Classical Greece: The Social Context of Food

Appears in

Oxford Companion to Food

Oxford Companion to Food

By Alan Davidson

Published 2014

  • About

In classical Athens, and in much of the rest of Greece in the 5th and 4th centuries bc, women who were present at men’s dinners and symposia were in the categories of hetairai (‘girl friends’ and prostitutes) and hired entertainers. Celebrations and family parties might be held at home or might take place at a temple, either out of doors or in purpose-built dining rooms. When not entertaining, a man might be served with food by his wife or household women. Slaves and children of both sexes ate with the women.
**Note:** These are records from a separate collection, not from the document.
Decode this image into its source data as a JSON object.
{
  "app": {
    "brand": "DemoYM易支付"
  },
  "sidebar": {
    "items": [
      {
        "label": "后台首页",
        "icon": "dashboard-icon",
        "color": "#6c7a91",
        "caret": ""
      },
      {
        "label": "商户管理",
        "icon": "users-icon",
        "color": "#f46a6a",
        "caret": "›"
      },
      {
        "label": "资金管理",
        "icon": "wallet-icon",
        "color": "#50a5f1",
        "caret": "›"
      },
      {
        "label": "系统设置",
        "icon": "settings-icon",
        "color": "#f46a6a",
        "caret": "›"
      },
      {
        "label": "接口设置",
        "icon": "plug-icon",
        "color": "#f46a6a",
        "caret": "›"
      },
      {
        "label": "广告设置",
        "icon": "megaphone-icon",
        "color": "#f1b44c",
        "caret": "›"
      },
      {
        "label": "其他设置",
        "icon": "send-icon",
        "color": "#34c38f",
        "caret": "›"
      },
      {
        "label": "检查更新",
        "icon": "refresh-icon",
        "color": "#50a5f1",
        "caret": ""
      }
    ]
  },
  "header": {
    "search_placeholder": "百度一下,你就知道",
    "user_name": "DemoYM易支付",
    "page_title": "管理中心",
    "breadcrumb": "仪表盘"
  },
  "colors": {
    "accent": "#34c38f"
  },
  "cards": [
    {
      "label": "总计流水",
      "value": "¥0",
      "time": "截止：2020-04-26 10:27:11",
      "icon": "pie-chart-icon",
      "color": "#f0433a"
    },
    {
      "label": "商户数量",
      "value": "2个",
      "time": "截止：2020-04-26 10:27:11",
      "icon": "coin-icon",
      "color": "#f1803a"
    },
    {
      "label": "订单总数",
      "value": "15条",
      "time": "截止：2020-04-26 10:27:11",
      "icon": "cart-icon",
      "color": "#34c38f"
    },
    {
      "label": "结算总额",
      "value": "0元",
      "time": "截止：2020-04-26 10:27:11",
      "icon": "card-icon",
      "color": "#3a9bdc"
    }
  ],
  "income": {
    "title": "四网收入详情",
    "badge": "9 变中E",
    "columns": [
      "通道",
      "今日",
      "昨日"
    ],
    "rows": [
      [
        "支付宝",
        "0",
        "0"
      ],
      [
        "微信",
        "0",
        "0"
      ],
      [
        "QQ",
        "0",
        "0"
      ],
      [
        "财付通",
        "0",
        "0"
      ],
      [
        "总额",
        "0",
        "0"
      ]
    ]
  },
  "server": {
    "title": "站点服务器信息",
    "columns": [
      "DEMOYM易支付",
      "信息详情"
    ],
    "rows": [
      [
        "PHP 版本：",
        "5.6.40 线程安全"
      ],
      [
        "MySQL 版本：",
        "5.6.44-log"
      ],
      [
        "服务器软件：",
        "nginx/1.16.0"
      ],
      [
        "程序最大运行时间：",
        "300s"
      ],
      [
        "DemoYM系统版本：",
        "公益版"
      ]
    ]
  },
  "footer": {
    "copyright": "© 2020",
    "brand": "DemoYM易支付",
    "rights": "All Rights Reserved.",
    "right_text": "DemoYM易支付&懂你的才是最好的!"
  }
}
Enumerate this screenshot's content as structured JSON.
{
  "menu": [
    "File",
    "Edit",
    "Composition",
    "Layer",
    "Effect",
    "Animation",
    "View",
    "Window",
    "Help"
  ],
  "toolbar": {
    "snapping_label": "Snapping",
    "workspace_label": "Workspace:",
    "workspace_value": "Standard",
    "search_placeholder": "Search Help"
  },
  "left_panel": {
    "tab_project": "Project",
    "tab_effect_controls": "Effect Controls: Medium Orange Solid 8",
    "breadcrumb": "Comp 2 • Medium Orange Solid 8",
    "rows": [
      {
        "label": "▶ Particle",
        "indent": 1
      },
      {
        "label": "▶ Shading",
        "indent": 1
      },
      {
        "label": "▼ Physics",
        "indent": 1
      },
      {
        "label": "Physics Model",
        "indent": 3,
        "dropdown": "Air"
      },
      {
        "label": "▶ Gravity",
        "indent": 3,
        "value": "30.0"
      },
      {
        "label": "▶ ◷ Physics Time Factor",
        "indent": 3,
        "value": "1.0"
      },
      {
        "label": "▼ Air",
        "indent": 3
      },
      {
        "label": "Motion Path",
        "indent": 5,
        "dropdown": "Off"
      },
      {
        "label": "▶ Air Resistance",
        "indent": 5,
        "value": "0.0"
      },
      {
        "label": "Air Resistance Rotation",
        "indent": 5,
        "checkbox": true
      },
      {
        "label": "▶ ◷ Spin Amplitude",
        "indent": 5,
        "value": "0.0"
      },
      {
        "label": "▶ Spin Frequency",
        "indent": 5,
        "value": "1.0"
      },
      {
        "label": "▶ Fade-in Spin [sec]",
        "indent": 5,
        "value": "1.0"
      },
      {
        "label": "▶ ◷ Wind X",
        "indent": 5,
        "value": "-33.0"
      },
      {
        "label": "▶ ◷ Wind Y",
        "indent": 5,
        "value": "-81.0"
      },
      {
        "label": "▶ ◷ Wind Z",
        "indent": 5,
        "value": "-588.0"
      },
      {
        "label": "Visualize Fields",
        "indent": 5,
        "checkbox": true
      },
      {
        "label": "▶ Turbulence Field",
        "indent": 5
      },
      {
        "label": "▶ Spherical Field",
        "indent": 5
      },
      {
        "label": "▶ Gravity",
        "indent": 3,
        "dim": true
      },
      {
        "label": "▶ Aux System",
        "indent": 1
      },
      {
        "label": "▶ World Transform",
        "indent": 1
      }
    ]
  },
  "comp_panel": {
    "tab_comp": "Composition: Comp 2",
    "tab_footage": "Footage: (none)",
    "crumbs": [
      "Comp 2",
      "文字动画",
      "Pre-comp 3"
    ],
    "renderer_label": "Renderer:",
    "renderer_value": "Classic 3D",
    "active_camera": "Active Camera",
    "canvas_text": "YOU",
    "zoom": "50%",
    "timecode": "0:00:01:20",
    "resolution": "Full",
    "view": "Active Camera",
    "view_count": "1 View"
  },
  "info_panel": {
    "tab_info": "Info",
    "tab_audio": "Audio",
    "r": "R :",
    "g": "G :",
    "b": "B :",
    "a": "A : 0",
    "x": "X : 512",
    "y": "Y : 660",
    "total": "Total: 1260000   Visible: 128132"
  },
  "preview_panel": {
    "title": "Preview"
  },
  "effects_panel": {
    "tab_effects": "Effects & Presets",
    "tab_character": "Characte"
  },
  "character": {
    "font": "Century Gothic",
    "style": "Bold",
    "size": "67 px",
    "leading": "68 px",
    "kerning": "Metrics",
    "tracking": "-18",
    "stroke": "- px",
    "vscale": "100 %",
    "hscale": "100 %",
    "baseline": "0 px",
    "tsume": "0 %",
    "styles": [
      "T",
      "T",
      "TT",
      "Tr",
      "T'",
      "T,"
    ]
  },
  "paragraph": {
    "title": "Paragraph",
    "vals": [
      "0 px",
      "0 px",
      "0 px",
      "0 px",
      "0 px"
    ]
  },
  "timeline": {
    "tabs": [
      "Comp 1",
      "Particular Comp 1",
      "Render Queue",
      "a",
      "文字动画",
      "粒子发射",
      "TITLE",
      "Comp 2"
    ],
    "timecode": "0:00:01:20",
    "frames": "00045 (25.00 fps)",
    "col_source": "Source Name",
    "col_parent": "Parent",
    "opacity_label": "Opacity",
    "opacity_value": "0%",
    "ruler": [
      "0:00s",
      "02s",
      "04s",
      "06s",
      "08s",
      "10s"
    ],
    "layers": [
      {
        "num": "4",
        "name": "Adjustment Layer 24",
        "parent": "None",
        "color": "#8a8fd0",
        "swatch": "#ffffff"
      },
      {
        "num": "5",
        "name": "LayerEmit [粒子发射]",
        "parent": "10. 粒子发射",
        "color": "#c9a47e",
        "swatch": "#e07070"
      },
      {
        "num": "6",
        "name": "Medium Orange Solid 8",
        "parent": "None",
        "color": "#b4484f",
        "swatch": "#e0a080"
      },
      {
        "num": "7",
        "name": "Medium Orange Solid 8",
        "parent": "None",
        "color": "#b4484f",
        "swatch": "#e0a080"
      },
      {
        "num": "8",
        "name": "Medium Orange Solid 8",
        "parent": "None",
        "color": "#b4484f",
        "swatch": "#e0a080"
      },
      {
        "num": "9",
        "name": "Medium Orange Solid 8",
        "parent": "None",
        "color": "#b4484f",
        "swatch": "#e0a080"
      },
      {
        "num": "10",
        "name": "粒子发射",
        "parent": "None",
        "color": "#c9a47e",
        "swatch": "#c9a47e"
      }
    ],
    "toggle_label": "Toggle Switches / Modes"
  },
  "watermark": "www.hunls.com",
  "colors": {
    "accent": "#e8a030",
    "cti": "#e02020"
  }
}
In all these cases it was the rule that free men ate apart from the rest of the household, whether at a different time, in a different place, or from different dishes.